## Task
Each line of the records needs to be written out exactly, with any image left out.

****

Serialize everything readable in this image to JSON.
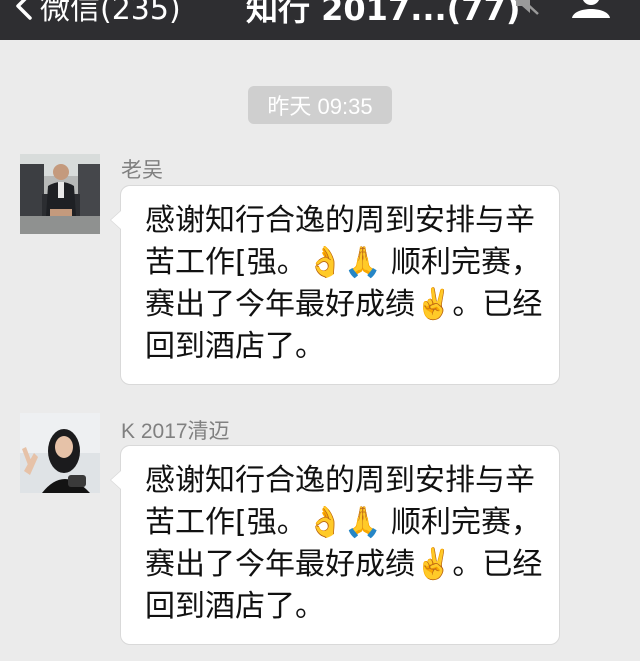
{
  "nav": {
    "back_label": "微信(235)",
    "title": "知行 2017...(77)",
    "back_icon": "chevron-left-icon",
    "mute_icon": "mute-icon",
    "profile_icon": "group-profile-icon"
  },
  "chat": {
    "timestamp": "昨天 09:35",
    "messages": [
      {
        "sender": "老吴",
        "text": "感谢知行合逸的周到安排与辛苦工作[强。👌🙏 顺利完赛，赛出了今年最好成绩✌️。已经回到酒店了。"
      },
      {
        "sender": "K 2017清迈",
        "text": "感谢知行合逸的周到安排与辛苦工作[强。👌🙏 顺利完赛，赛出了今年最好成绩✌️。已经回到酒店了。"
      }
    ]
  },
  "colors": {
    "nav_bg": "#2e2e31",
    "chat_bg": "#ebebeb",
    "bubble_bg": "#ffffff",
    "timestamp_bg": "#cfcfcf"
  }
}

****

## Output for this task
Serialize everything readable in this image to JSON.
{
  "nav": {
    "back_label": "微信(235)",
    "title": "知行 2017...(77)",
    "back_icon": "chevron-left-icon",
    "mute_icon": "mute-icon",
    "profile_icon": "group-profile-icon"
  },
  "chat": {
    "timestamp": "昨天 09:35",
    "messages": [
      {
        "sender": "老吴",
        "text": "感谢知行合逸的周到安排与辛苦工作[强。👌🙏 顺利完赛，赛出了今年最好成绩✌️。已经回到酒店了。"
      },
      {
        "sender": "K 2017清迈",
        "text": "感谢知行合逸的周到安排与辛苦工作[强。👌🙏 顺利完赛，赛出了今年最好成绩✌️。已经回到酒店了。"
      }
    ]
  },
  "colors": {
    "nav_bg": "#2e2e31",
    "chat_bg": "#ebebeb",
    "bubble_bg": "#ffffff",
    "timestamp_bg": "#cfcfcf"
  }
}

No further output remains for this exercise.